Filter the entries below, keeping only lines with "text".

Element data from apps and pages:
○ ○ ○ ○ ○ ○ ○
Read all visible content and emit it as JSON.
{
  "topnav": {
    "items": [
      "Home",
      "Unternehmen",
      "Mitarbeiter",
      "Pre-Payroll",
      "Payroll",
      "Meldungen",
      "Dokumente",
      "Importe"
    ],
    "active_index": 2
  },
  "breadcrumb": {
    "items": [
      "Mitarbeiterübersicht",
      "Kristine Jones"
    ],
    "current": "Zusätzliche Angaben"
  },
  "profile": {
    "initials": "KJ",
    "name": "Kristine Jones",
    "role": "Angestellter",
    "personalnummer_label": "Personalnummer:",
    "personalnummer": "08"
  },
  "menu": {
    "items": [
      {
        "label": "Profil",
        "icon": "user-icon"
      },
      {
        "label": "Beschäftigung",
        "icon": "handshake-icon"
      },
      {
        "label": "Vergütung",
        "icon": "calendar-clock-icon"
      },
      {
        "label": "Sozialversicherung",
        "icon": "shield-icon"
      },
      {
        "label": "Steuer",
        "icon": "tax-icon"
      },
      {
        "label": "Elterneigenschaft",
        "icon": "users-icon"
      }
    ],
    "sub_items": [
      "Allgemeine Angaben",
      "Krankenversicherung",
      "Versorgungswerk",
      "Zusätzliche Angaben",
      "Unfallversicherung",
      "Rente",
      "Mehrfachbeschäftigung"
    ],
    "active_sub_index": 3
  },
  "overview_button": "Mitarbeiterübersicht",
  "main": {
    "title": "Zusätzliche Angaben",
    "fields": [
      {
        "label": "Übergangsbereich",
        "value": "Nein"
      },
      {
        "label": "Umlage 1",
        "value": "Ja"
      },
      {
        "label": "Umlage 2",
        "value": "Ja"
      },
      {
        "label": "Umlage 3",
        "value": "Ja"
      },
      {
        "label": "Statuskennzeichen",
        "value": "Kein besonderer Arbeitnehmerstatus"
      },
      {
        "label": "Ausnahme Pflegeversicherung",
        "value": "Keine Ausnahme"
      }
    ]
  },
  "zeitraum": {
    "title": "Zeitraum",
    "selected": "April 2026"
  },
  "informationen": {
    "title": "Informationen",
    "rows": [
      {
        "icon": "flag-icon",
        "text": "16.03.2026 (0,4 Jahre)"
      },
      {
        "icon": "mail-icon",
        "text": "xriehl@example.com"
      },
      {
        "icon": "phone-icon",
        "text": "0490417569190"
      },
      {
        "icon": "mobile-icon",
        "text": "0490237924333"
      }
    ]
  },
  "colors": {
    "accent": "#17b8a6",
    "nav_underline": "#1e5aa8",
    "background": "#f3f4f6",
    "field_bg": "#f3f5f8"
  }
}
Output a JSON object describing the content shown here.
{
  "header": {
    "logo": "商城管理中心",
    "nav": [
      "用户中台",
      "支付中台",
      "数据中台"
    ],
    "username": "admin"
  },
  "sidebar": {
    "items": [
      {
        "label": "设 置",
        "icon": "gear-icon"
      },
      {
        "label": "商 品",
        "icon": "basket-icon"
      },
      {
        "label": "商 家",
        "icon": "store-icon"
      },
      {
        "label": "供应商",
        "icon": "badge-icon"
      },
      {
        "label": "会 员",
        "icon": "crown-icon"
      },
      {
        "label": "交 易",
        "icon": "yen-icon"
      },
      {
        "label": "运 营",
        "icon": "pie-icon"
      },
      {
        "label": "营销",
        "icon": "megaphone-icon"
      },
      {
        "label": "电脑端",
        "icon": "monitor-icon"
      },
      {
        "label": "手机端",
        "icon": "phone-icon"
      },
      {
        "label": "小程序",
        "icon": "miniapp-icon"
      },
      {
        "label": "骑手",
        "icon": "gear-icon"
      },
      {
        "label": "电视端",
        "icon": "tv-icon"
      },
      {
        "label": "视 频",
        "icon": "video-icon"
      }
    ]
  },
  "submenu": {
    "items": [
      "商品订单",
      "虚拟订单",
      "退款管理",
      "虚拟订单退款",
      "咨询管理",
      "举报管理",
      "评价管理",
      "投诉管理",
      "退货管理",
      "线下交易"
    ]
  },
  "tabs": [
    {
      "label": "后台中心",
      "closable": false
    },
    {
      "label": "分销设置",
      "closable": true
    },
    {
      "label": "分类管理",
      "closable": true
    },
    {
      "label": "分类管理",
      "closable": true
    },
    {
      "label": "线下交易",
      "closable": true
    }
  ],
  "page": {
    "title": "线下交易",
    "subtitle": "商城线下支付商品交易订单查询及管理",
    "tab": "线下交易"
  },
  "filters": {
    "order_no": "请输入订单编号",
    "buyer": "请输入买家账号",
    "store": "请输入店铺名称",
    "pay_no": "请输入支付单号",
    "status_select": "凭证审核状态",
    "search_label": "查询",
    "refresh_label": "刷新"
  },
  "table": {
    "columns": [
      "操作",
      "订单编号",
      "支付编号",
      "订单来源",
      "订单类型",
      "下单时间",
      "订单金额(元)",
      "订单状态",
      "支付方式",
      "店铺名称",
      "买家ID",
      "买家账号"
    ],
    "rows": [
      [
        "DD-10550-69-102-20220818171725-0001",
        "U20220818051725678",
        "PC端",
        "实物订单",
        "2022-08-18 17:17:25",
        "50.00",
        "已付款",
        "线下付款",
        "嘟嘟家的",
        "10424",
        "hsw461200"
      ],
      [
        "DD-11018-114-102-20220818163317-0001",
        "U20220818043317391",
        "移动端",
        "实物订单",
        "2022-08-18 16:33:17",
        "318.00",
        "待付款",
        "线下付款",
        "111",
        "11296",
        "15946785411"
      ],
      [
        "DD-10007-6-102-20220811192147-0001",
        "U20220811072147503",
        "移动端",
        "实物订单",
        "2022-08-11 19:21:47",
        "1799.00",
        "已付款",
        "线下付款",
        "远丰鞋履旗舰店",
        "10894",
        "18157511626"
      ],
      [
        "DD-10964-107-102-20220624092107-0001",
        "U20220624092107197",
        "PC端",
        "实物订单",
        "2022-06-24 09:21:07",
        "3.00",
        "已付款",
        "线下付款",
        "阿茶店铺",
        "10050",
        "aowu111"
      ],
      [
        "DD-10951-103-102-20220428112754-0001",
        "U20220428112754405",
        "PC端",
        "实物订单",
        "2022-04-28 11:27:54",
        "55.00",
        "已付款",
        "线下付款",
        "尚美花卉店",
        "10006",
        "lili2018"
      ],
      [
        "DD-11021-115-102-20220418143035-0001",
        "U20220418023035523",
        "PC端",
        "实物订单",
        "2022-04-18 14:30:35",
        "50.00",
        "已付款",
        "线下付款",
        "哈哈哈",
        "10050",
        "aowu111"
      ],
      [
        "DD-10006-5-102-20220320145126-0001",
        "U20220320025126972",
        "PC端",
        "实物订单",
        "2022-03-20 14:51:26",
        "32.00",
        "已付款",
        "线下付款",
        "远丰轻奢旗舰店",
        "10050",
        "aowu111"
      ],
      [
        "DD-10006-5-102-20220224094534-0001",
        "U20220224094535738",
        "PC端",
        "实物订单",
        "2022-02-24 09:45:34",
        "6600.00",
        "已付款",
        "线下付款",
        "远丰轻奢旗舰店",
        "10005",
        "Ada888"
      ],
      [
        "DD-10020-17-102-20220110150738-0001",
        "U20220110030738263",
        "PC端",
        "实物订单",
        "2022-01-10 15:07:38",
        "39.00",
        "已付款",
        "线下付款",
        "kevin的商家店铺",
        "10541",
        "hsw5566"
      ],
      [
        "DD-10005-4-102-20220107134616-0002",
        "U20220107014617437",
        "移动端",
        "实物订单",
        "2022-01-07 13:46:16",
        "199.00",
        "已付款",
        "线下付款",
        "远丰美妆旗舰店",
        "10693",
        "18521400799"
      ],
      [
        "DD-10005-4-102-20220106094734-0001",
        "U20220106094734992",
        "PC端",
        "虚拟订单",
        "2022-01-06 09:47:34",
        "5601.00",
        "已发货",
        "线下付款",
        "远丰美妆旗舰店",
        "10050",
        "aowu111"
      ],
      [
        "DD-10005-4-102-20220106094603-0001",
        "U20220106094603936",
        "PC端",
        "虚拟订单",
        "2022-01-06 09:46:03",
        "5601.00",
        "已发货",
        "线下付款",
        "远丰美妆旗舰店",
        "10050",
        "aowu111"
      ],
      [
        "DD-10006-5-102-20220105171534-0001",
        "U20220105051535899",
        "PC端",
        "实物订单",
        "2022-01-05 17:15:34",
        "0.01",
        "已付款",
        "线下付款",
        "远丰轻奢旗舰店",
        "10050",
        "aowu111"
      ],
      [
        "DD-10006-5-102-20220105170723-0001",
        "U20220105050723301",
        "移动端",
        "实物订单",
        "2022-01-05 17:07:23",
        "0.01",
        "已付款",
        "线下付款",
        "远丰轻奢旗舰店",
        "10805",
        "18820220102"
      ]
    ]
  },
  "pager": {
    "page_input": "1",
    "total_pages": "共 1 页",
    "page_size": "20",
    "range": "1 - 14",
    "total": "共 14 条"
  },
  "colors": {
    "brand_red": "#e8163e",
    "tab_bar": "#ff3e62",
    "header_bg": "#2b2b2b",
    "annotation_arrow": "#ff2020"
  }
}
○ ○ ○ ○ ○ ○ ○
Answer section:
        "text": "16.03.2026 (0,4 Jahre)"
        "text": "xriehl@example.com"
        "text": "0490417569190"
        "text": "0490237924333"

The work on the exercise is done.